This immature Ivory Gull stopped briefly at Sept-Îles, province of Québec, 25–26 Dec 2021 (photographed here 25 Dec). This species is a very rare visitor here during the cold season. Photo © Bruno Duchesne.

This female Mountain Bluebird, the 13th record for the province of Québec, was a welcome sight for numerous observers and photographers at Saint-Pierre-de-Broughton 24 Dec 2021–18 Jan 2022 (photographed here 16 Jan). Photo © Alexandre Anctil.

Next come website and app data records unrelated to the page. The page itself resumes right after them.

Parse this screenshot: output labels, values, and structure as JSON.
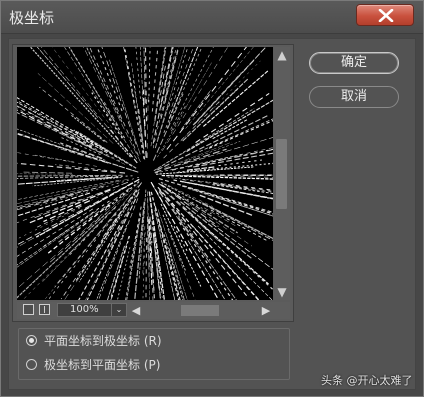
{
  "window": {
    "title": "极坐标",
    "close_label": "✕"
  },
  "preview": {
    "zoom": "100%",
    "zoom_dropdown": "⌄",
    "scroll_up": "▲",
    "scroll_down": "▼",
    "scroll_left": "◀",
    "scroll_right": "▶"
  },
  "buttons": {
    "ok": "确定",
    "cancel": "取消"
  },
  "options": [
    {
      "label": "平面坐标到极坐标 (R)",
      "selected": true
    },
    {
      "label": "极坐标到平面坐标 (P)",
      "selected": false
    }
  ],
  "watermark": "头条 @开心太难了"
}
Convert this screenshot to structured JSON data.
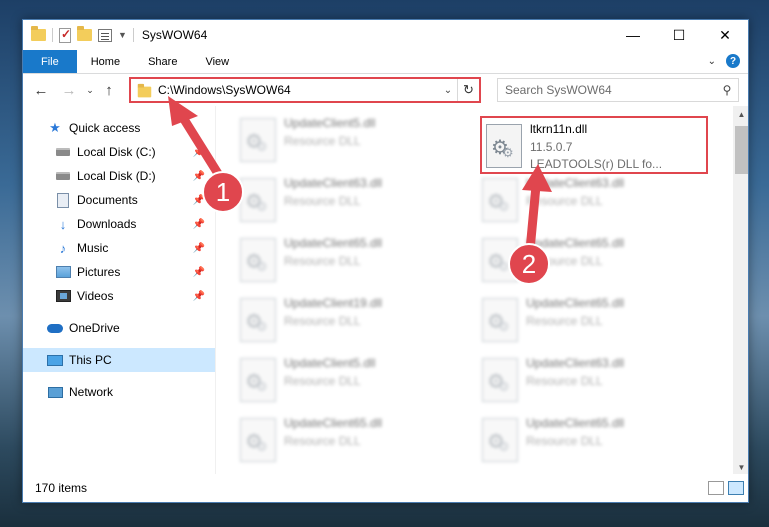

This Harris’s Sparrow, photographed here on 16 Jan 2022, successfully spent the entire winter at feeders in Saint-Rosaire 19 Dec 2021–21 Mar 2022. There are now close to 60 records in the province of Québec for this vagrant from the west. Photo ©Frédérick Lelièvre.

Rare in winter, this Pine Warbler spent most of Feb 2022 in a park in Lachine (Montréal) where observers could enjoy the bird in their hands as it was coming to pick up food. Photographed here on 13 Feb. Photo © Frédéric Langlois

This Northern Lapwing made a short stop 2–3 Dec 2021 (here 2 Dec) at l’Anse aux Baleiniers, Les Îles de la Madeleine providing the 7th record in the province of Québec for this Eurasian species. Photo © André Couture.

This adult Golden-crowned Sparrow showed up at the same feeder in Rimouski for the second consecutive winter. The bird (photographed here 6 Feb 2022) continued until 16 April, providing the 5th record for the province of Québec. Photo © Suzanne Labbé.

Rare in winter, a total of 16 Yellow-bellied Sapsuckers attempted to overwinter in the province of Québec in winter 2021–2022. The bird appearing here was photographed at Saint-Bruno-de-Montarville on 15 Dec 2021. Photo © Suzanne Labbé.